TASK PROMPT – Keeping each line exactly as it is, output all of the records.

INFORMATION –
__________

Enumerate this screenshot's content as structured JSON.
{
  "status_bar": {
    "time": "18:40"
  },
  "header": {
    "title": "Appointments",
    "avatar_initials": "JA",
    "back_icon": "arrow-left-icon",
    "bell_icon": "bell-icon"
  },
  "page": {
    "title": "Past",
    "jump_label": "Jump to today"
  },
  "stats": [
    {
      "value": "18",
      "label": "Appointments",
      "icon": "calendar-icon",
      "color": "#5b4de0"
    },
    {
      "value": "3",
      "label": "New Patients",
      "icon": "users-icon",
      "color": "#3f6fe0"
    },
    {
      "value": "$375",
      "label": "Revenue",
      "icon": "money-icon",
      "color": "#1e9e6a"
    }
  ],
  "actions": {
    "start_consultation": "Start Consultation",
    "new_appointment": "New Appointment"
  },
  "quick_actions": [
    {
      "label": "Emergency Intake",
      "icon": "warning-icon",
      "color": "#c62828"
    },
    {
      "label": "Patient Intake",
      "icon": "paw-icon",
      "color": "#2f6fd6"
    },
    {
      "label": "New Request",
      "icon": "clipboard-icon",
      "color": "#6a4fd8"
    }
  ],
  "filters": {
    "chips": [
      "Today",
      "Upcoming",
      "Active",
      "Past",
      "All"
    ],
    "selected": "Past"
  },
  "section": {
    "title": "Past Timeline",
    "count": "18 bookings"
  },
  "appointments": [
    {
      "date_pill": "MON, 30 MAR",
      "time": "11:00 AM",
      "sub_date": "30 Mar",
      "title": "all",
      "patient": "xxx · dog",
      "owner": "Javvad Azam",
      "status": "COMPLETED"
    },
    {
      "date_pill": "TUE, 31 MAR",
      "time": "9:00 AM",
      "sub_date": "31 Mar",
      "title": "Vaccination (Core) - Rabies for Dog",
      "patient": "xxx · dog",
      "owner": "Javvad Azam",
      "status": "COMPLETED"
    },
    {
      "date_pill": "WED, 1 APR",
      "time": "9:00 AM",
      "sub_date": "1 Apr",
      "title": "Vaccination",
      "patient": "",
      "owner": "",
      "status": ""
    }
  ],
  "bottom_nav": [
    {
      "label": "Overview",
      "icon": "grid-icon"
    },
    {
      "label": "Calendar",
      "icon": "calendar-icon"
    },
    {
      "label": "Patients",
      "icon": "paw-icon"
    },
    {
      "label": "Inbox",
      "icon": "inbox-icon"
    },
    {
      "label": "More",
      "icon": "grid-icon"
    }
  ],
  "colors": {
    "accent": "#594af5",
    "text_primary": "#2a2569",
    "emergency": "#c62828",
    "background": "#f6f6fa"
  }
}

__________

FINAL ANSWER –
Enumerate this screenshot's content as structured JSON.
{
  "status_bar": {
    "time": "18:40"
  },
  "header": {
    "title": "Appointments",
    "avatar_initials": "JA",
    "back_icon": "arrow-left-icon",
    "bell_icon": "bell-icon"
  },
  "page": {
    "title": "Past",
    "jump_label": "Jump to today"
  },
  "stats": [
    {
      "value": "18",
      "label": "Appointments",
      "icon": "calendar-icon",
      "color": "#5b4de0"
    },
    {
      "value": "3",
      "label": "New Patients",
      "icon": "users-icon",
      "color": "#3f6fe0"
    },
    {
      "value": "$375",
      "label": "Revenue",
      "icon": "money-icon",
      "color": "#1e9e6a"
    }
  ],
  "actions": {
    "start_consultation": "Start Consultation",
    "new_appointment": "New Appointment"
  },
  "quick_actions": [
    {
      "label": "Emergency Intake",
      "icon": "warning-icon",
      "color": "#c62828"
    },
    {
      "label": "Patient Intake",
      "icon": "paw-icon",
      "color": "#2f6fd6"
    },
    {
      "label": "New Request",
      "icon": "clipboard-icon",
      "color": "#6a4fd8"
    }
  ],
  "filters": {
    "chips": [
      "Today",
      "Upcoming",
      "Active",
      "Past",
      "All"
    ],
    "selected": "Past"
  },
  "section": {
    "title": "Past Timeline",
    "count": "18 bookings"
  },
  "appointments": [
    {
      "date_pill": "MON, 30 MAR",
      "time": "11:00 AM",
      "sub_date": "30 Mar",
      "title": "all",
      "patient": "xxx · dog",
      "owner": "Javvad Azam",
      "status": "COMPLETED"
    },
    {
      "date_pill": "TUE, 31 MAR",
      "time": "9:00 AM",
      "sub_date": "31 Mar",
      "title": "Vaccination (Core) - Rabies for Dog",
      "patient": "xxx · dog",
      "owner": "Javvad Azam",
      "status": "COMPLETED"
    },
    {
      "date_pill": "WED, 1 APR",
      "time": "9:00 AM",
      "sub_date": "1 Apr",
      "title": "Vaccination",
      "patient": "",
      "owner": "",
      "status": ""
    }
  ],
  "bottom_nav": [
    {
      "label": "Overview",
      "icon": "grid-icon"
    },
    {
      "label": "Calendar",
      "icon": "calendar-icon"
    },
    {
      "label": "Patients",
      "icon": "paw-icon"
    },
    {
      "label": "Inbox",
      "icon": "inbox-icon"
    },
    {
      "label": "More",
      "icon": "grid-icon"
    }
  ],
  "colors": {
    "accent": "#594af5",
    "text_primary": "#2a2569",
    "emergency": "#c62828",
    "background": "#f6f6fa"
  }
}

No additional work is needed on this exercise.